He's punching up, naturally, which is the right direction to take it, and he may be the first Democratic candidate in North Carolina to wear his hat in that fashion. (He says he's a military policeman and probably knows how to fight.) I'm cheering him on. If not this year, maybe next.

Kelly Alexander, the Incumbent

Alexander is a 73-year-old funeral director who was first appointed to fill an unexpired term in June of 2008 and then won it in his own right in November of that year at the same time Obama was taking the White House. No one's ever come close to subsequently beating him in either a primary or a general election.

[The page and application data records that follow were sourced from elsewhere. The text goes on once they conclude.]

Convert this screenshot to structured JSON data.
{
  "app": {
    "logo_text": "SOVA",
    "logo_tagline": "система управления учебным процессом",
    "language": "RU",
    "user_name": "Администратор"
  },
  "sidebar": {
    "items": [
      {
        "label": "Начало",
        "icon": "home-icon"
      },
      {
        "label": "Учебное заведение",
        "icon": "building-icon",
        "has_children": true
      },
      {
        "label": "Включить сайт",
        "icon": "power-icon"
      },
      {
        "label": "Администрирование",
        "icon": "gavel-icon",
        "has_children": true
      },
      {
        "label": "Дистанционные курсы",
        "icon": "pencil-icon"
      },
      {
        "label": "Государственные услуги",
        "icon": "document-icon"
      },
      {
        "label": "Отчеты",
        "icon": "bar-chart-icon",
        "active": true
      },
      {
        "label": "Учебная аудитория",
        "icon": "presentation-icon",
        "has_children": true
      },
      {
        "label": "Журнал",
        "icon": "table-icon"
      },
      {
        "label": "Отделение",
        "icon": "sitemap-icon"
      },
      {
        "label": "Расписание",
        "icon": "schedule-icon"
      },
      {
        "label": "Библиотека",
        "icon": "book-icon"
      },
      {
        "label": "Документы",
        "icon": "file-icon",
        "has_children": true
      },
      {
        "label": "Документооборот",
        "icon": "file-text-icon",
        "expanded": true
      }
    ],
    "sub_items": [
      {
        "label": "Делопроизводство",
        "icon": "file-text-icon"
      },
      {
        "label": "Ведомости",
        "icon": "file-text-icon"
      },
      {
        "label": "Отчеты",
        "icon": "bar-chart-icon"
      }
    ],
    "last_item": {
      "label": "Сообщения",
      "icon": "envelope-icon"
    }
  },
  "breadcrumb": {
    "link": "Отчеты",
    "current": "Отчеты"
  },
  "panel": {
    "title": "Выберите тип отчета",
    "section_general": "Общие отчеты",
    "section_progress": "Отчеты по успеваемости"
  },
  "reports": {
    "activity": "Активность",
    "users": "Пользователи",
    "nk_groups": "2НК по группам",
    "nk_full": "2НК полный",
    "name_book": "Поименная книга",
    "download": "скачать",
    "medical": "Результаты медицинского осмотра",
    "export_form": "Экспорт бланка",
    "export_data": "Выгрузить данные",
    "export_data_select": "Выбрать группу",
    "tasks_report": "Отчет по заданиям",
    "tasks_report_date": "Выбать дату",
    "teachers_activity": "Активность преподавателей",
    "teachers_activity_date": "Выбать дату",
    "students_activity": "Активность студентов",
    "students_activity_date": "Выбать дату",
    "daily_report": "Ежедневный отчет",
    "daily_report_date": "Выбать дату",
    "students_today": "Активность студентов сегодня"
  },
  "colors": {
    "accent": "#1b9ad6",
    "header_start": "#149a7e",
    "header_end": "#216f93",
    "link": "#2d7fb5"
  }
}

He went totally unchallenged in a couple of his reelection campaigns.

He earned his B.S. in political science and a Master's of Public Administration from Chapel Hill.

His autobiography suggests a juggernaut of community influence:

I have worked for most of my life in the areas of civil rights, community organization and small business. Along with my brother, Alfred, I manage the Alexander Funeral Home, Inc. Established by our grandfather in 1914, it is the oldest African American-owned business in Mecklenburg County. I have taught classes at West Charlotte and Harding High Schools, Central Piedmont Community College, Johnson C. Smith University, Queens University, and UNCC. I have passionately served in various positions with the NAACP including my twelve years of service on the National Board of Directors as the North Carolina NAACP President.

In the present circumstances, he may feel like a show horse tormented by a horse fly. 


Friday, April 01, 2022

The Dem Primary in HD42: A Muslim Woman Challenges a 20-Year Incumbent


NC House District 42 is such a safe Democratic seat (drawn now entirely in Cumberland Co.), you might expect a more vigorous primary campaign to claim it, but I would describe the current primary going on there as pretty much below the radar. Somnolent It has headline-making potential: a Muslim woman doctor who immigrated from Pakistan is challenging a Black veteran of the NC House who's a member of Democratic leadership. If Naveed Aziz should win, she'd become the first Muslim woman in the General Assembly.

Naveed Aziz, the Challenger

She appears to be using only Facebook to get her message out. I haven't found a website nor a Twitter account. She ran previously in both 2016 and 2018 for an overlapping NC Senate seat, both times also against a well-entrenched Black incumbent, so I've had to rely a good deal on biographical details that were published back during those races.

Aziz immigrated to the United States more than two decades ago. She has served on the boards of Fayetteville Urban Ministries and Second Harvest Food Bank, chaired the Greater Spring Lake Chamber of Commerce, and served on Spring Lake’s Economic Development Committee. In addition to being a physician, she has dual masters degrees in Business Administration and Health Administration. Dr. Aziz runs a Free Clinic and a free food program in Spring Lake, in addition to managing her medical practice. Gov. Roy Cooper appointed her to the North Carolina Youth Advisory Council.

In both of her NC Senate primaries, she took votes in the mid-40 percentile, so she definitely has a following. She's an imposing presence who clearly helps the community (she's a strong supporter of expanding Medicaid coverage in North Carolina), but she's up against the inscrutable forces of inertia which have benefitted the incumbent.

 Marvin W. Lucas, the Incumbent

Lucas first took his seat in 2001, so he's been in Raleigh long enough to watch mere saplings grow into imposing trees. He has never to my knowledge faced a serious primary nor general election challenger. He's been given the title of House Democratic Conference Co-Chair. He doesn't seem to have been particularly active at introducing legislation.

Lucas also has no campaign infrastructure I can find -- no Twitter account, no website, and his Facebook page is moribund. If he considers Aziz a serious threat to his tenure, he doesn't show it.

He became a teacher in Cumberland County schools way back in 1964, then rose to assistant principle in 1970, and then worked as a principle from 1975 to 1998. He also served on the town of Spring Lake's local government, including a term as mayor. He was educated at Fayetteville State and received advanced degrees from NC Central and Eastern Carolina.

There's nothing energetic about his public image.